We locate the address within our NOP Sled (what we want to set EIP to) by investigating the stack within gdb and determining the address 0xffffd0a4 where the sled begins.
Let’s put it all together in a python script. Notice the file format is little endian and we need to convert our EIP address appropriately.
Exploit - Part 2
Let’s run our python script and dump the payload into a text file.
Now let’s give it a test (notice the full execution paths). The environment within gdb/pwndbg does not necessarily match the system environment. Sometimes an exploit will work within gdb/pwndbg and not within the system. There are ways to duplicate system settings within gdb however I will not cover that here.
Excellent, we have successfully taken control of the execution flow!
Buffer Overflow Countermeasures
There have been several countermeasures deployed to reduce the capability of executing the type of buffer overflow we covered in this presentation.

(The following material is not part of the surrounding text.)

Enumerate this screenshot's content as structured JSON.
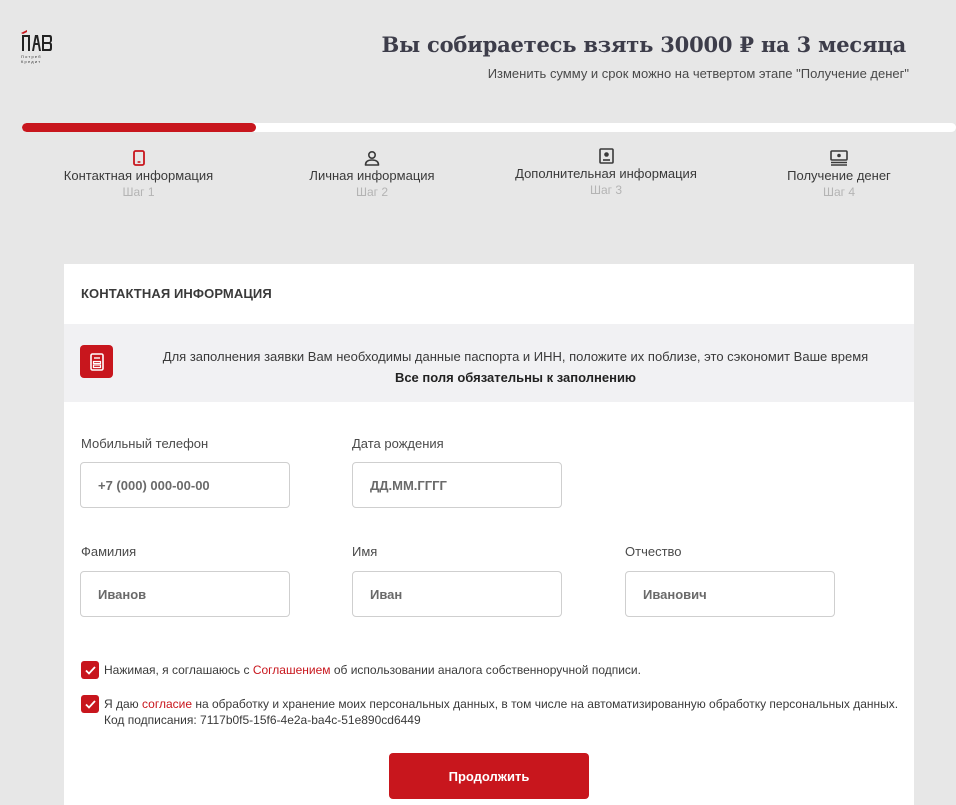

Each of the first three below were explicitly turned off during code compilation or at the system level for educational purposes
- ASLR - Address space layout randomization
- Stack NX – Stack No-Execution
- Stack Canaries
- IDS NOP Sled detections
In a perpetual cat and mouse game - there are techniques for bypassing each of these countermeasures.
Overall it was well received. My measure of success for this presentation was by group engagement and the distinct lack of snores throughout the 1 hour session. By the second criteria it was thankfully a complete success. For group engagement, I had left 5-10 minutes at the end of the presentation for questions and discussions and we ended up going over by more than 20. The questions were a mixture of digging deeper into specifics that were covered as well as what they should focus on to continue learning.
As was expected when we first formed the Red Team group most of the planned activities slowed down for the summer. With that said we are looking at various events in the coming months and a continuation of this series may be beneficial.